Setzler reiterated what he told the Journal on Friday, which is the rail line would only benefit five percent of the county while at the same time costing each household in Cobb $4,000.
"Is that a reasonable price tag for something that I would argue 95 percent of people in Cobb can't ride?" Setzler asked.
Lee said any project that's built, whether it's a ballpark or a rail line, isn't going to benefit everyone.
Rogers said he's leaning against the T-SPLOST as well.
"When you have a plan with 55 percent of it is going to rail at a time when we have very few dollars and very great traffic mitigation needs, I think it's going to have a very difficult time passing," Rogers said. "I mean, people are going to look at that and say, 'that's not good for Cobb County.' The rail only comes one mile into Cobb County."
Rogers said rail is good in some instances for economic development.
"We know that rail offers some things that you can't get from just building roads," Rogers said. "But we also know that rail doesn't do a great job in lessening traffic, and at a time when we need traffic to be lessened significantly, I don't know that we would put 55 percent of all our resources into that alone. At this time I'm certainly leaning against it."

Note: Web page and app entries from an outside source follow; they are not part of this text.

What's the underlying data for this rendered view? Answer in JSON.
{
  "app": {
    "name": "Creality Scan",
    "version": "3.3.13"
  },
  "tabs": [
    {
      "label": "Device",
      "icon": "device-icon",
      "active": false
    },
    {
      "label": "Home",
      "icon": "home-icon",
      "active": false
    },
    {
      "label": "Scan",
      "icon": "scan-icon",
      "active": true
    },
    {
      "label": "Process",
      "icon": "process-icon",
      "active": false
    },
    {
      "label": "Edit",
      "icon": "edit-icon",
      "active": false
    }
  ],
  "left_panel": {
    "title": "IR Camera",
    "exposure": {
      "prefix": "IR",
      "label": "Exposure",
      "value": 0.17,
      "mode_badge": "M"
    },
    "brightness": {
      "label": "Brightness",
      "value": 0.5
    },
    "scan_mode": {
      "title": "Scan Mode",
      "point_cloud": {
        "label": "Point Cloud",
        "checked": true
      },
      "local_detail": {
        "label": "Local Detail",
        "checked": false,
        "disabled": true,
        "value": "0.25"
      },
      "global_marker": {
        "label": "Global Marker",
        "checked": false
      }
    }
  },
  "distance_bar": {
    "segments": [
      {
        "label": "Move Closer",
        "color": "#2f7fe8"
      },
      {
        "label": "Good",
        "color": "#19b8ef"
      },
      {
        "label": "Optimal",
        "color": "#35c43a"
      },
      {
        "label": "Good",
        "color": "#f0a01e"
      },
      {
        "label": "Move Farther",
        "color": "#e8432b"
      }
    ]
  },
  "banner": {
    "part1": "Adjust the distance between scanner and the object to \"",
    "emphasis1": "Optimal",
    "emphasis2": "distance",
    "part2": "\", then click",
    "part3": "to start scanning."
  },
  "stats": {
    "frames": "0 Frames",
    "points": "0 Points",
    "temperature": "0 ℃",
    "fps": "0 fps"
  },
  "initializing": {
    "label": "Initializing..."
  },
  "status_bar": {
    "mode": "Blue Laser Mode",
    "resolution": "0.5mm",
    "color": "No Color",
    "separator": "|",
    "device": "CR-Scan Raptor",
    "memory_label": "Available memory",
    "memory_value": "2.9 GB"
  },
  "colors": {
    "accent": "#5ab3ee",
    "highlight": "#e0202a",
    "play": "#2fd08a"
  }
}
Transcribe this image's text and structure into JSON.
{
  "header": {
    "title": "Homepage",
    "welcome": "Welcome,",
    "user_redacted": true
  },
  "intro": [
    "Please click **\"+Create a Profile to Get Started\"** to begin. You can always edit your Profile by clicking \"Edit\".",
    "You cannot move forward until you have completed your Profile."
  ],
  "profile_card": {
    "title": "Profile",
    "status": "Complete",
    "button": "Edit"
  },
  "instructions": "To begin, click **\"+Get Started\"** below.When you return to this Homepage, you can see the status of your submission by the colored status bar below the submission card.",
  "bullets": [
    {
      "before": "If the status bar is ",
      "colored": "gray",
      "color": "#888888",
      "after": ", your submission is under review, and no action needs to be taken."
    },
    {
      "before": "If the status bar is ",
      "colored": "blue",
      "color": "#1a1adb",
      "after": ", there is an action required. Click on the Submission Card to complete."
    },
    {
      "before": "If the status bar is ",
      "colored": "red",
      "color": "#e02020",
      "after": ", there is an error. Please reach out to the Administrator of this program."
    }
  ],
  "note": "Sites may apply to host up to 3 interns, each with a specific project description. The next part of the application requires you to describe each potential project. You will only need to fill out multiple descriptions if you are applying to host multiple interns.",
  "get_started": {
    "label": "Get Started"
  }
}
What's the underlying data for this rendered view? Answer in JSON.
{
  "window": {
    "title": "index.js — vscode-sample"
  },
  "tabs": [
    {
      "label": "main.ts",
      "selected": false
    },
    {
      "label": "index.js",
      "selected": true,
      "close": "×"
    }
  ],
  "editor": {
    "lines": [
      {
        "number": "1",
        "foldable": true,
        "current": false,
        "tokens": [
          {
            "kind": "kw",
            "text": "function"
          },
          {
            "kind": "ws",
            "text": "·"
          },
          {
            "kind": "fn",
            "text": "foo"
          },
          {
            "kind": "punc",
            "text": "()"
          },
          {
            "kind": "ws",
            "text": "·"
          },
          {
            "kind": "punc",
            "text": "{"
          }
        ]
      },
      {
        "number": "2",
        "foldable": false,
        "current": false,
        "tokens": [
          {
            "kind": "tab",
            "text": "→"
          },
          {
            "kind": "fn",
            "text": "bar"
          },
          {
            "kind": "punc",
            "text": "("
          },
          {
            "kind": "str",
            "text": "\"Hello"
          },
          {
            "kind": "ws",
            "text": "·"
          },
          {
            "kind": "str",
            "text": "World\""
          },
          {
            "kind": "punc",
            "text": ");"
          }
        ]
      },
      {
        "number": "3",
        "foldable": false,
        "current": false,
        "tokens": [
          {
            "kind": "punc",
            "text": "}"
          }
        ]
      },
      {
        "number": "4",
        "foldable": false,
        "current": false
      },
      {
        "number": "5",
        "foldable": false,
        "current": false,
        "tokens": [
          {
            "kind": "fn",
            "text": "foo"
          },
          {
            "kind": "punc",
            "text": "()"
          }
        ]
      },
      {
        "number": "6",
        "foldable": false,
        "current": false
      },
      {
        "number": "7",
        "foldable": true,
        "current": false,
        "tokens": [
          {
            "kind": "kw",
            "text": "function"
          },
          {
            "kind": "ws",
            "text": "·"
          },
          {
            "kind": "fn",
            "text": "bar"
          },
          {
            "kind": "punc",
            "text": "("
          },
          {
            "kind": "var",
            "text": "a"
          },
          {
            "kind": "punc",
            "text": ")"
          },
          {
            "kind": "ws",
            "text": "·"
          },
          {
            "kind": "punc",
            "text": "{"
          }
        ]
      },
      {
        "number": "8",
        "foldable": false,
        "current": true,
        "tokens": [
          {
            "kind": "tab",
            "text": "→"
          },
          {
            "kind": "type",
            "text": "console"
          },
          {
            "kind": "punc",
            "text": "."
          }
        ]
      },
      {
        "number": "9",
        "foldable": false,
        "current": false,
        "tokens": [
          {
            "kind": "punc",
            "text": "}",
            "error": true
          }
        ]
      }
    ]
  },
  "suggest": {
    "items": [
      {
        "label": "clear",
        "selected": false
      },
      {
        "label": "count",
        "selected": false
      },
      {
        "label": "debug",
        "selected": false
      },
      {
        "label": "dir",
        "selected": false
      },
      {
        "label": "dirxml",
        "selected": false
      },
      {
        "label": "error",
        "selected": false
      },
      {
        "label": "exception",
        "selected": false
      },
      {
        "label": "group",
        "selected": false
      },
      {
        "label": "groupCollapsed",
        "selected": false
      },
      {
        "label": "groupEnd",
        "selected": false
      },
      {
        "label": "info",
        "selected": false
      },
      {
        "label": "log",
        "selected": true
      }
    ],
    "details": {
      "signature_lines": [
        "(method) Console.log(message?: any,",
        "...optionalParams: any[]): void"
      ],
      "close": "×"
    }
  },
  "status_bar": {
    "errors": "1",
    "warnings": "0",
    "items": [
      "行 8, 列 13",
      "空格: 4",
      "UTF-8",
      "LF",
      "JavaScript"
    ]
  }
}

Next year, voters in Cobb and other metro Atlanta counties will decide whether to pay an additional 1 percent sales tax for 10 years to finance road and transit projects. The tax is estimated to bring in more than $7 billion region wide over the decade. Last week, the Executive Committee of the Atlanta Regional Transportation Roundtable approved a draft list of $6.14 billion worth of projects the regional tax would pay for. Cobb would get about $1.1 billion worth of projects, with the costliest being $857 million toward the light-rail line from Midtown to Cumberland.